He would probably shudder in his leather panties to hear it, but Marilyn Manson actually provided the most moderate, cohesive link between metal's past and future faces. While Manson and his band boast the same bombastic elements that characterized the majority of the day's earlier offerings, they are still rooted in the brooding, melodic elements that Sabbath practically patented in the '70s. The music is angst-ridden and full of bile, but at least you can tap your toes to it. And Manson himself made a grand entrance, introducing two of his favorite themes -- God and Government -- by blaring an aorta-rumbling choral rendition of "God Bless America" through every one of Mile High's speakers. The set that followed -- an hour-long performance that won the crowd over, save for a few femme-fearing frat-boy types in the stands -- had more to do with showbiz than with Satan or sacrilege or any of the other things Manson's been linked with in the media. Though some of his live affectations -- walking around on stilts like a giant metallic bug; humping the floor; growling in a Gwar-like rumble; demonstrating an almost compulsive preoccupation with his own bony ass -- became a bit tiresome, they were a welcome departure from the bevy of other Ozzfest frontmen whose stage presence was limited to crafting permutations on the word fuck.

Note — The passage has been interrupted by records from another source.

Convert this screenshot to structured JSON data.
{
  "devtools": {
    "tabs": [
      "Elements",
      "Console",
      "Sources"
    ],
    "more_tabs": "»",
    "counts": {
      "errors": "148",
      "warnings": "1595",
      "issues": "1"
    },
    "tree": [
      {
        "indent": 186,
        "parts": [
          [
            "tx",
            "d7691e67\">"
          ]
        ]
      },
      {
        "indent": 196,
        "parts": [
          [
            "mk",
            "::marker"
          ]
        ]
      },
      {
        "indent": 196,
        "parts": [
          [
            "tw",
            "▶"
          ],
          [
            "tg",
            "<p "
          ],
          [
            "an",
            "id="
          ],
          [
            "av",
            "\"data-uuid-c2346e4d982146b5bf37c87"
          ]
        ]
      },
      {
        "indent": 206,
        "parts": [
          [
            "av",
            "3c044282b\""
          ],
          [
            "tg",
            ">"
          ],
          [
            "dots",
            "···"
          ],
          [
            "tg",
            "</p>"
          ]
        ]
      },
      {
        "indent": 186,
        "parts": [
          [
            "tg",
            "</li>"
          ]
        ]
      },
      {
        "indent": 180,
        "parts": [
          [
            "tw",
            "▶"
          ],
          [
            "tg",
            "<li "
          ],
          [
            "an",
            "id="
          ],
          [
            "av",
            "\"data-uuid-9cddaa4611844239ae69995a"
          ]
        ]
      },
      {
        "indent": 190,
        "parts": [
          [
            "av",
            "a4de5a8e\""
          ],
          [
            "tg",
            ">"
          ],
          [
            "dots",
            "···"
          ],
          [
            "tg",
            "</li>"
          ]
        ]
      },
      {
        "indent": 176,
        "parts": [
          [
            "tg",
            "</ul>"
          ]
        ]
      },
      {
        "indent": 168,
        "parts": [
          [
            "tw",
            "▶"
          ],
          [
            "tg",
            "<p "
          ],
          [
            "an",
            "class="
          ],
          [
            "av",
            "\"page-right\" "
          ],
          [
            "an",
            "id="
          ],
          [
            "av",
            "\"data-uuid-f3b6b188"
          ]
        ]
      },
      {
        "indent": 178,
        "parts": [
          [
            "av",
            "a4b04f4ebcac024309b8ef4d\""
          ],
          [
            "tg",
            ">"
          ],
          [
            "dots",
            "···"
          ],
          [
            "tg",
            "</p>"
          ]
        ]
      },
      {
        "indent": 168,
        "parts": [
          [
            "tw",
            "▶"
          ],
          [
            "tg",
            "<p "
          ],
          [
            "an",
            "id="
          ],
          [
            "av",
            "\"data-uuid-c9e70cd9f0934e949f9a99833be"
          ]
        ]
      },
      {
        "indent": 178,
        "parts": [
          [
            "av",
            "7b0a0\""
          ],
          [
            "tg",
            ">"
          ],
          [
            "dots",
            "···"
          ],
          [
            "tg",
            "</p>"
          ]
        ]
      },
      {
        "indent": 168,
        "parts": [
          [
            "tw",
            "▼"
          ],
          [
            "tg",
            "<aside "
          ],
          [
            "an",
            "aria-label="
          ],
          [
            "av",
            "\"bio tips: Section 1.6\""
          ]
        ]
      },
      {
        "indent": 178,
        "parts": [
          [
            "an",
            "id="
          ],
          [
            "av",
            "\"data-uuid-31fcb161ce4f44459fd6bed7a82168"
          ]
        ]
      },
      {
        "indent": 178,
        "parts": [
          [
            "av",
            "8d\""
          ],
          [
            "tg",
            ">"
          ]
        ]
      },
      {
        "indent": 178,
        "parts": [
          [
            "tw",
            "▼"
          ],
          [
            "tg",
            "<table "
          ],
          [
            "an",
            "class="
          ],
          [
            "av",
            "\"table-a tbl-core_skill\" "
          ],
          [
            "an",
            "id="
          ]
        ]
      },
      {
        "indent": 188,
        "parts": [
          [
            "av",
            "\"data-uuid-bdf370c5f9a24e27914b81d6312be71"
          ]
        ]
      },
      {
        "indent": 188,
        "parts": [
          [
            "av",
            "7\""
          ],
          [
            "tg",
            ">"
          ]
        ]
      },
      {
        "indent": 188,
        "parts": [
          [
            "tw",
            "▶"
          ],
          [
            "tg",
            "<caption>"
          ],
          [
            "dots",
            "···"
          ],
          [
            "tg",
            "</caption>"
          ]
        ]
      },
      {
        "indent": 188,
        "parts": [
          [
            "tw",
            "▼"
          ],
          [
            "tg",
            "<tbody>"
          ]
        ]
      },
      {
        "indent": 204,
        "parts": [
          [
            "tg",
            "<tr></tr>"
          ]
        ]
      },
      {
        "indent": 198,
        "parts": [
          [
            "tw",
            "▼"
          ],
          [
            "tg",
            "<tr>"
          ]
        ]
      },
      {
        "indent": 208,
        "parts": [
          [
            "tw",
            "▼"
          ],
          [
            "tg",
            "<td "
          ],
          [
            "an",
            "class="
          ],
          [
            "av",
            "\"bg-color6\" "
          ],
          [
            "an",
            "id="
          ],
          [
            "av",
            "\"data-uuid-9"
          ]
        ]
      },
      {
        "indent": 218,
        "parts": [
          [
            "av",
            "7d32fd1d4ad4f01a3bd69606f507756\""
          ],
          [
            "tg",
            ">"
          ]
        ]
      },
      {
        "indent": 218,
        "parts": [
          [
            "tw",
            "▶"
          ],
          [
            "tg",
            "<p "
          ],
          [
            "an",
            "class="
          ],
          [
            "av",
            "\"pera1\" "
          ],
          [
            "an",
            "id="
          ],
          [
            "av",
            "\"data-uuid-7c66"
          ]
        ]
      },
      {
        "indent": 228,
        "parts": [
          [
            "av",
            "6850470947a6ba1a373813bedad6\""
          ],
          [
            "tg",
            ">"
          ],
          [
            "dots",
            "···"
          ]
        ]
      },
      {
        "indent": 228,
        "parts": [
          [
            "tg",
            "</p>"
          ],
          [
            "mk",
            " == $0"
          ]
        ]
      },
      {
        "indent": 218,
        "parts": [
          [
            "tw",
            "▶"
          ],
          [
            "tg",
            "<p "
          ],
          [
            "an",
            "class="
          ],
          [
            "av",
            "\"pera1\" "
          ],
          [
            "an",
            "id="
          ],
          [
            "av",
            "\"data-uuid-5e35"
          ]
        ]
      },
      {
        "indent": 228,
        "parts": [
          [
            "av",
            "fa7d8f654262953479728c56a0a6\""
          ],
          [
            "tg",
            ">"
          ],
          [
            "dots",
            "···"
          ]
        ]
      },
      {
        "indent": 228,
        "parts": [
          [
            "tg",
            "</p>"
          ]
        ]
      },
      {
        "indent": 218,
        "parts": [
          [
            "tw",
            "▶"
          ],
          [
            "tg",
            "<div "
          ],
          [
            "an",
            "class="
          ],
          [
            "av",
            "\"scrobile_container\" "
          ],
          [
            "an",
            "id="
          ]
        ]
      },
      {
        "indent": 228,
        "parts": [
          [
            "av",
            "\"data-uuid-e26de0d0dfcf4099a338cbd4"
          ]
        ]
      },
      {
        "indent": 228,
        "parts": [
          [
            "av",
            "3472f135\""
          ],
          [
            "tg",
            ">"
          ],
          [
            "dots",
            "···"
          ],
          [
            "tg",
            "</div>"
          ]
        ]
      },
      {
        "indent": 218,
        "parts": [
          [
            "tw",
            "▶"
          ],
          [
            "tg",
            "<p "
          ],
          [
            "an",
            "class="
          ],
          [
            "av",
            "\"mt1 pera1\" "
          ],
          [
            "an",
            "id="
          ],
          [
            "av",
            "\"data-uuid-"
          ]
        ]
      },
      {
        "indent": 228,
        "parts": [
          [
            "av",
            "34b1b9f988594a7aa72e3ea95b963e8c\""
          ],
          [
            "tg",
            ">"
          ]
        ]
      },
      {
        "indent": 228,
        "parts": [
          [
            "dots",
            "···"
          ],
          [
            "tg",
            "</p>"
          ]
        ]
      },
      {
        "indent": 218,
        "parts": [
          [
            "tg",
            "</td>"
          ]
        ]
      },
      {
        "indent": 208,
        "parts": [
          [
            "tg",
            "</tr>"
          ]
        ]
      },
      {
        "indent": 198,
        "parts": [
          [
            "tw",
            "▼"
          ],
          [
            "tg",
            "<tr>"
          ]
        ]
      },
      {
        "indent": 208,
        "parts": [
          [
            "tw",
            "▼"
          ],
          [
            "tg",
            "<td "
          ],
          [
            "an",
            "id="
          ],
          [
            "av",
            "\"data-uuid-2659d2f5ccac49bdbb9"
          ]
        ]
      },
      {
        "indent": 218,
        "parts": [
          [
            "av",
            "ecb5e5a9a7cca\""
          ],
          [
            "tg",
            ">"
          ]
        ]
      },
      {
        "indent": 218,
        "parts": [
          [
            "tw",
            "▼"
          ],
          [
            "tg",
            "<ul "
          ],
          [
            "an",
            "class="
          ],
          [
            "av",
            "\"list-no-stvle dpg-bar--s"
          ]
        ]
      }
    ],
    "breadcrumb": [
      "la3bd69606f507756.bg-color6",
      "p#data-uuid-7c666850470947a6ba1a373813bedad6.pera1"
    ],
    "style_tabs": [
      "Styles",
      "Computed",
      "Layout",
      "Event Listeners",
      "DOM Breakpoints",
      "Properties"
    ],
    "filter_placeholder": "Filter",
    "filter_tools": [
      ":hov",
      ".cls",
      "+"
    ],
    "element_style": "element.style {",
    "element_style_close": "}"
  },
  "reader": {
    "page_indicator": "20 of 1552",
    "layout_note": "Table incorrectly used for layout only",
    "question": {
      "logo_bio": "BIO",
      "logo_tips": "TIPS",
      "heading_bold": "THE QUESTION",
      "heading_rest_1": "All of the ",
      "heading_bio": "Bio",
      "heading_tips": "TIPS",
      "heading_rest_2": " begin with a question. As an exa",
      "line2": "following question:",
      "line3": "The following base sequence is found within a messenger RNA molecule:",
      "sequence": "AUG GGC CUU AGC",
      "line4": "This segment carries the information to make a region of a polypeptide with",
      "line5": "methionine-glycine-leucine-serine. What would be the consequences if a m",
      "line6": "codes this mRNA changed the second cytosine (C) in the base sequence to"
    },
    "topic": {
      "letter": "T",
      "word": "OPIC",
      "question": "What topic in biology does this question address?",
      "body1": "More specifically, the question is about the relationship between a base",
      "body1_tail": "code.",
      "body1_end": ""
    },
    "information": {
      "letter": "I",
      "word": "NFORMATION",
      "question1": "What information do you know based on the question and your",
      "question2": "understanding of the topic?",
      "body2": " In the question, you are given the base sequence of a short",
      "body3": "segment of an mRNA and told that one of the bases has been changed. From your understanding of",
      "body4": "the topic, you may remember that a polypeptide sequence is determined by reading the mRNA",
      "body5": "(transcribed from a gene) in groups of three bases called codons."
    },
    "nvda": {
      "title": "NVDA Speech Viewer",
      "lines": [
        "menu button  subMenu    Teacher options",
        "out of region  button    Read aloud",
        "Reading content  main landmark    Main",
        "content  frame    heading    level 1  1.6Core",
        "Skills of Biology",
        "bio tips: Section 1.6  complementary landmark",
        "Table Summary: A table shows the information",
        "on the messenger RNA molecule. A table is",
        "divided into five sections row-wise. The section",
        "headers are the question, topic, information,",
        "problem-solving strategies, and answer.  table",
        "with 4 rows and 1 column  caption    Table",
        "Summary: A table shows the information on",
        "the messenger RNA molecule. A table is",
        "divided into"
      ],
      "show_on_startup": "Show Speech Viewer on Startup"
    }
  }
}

Manson, of course, couldn't get through the evening without nodding his Spartan-helmeted head in the direction of "the people outside" -- i.e., the Citizens for Peace and Respect, the group that has been a persistent voice of anti-Mansonism since late April. Led by charismatic youth pastor Jason Janz, CPR had said members would be in the parking lot at Ozzfest to distribute literature on teen outreach services and suicide hotlines, as well as information on "Hopefest," an alternative Christian music concert they were hosting just down the lane at Elitch's. So from the stage, Manson read an abbreviated bit of Bible verse, told the crowd how beautiful it was and instructed the entire house to join him in wishing a collective "Fuck you" to his detractors, an order the audience complied with to ear-shattering results.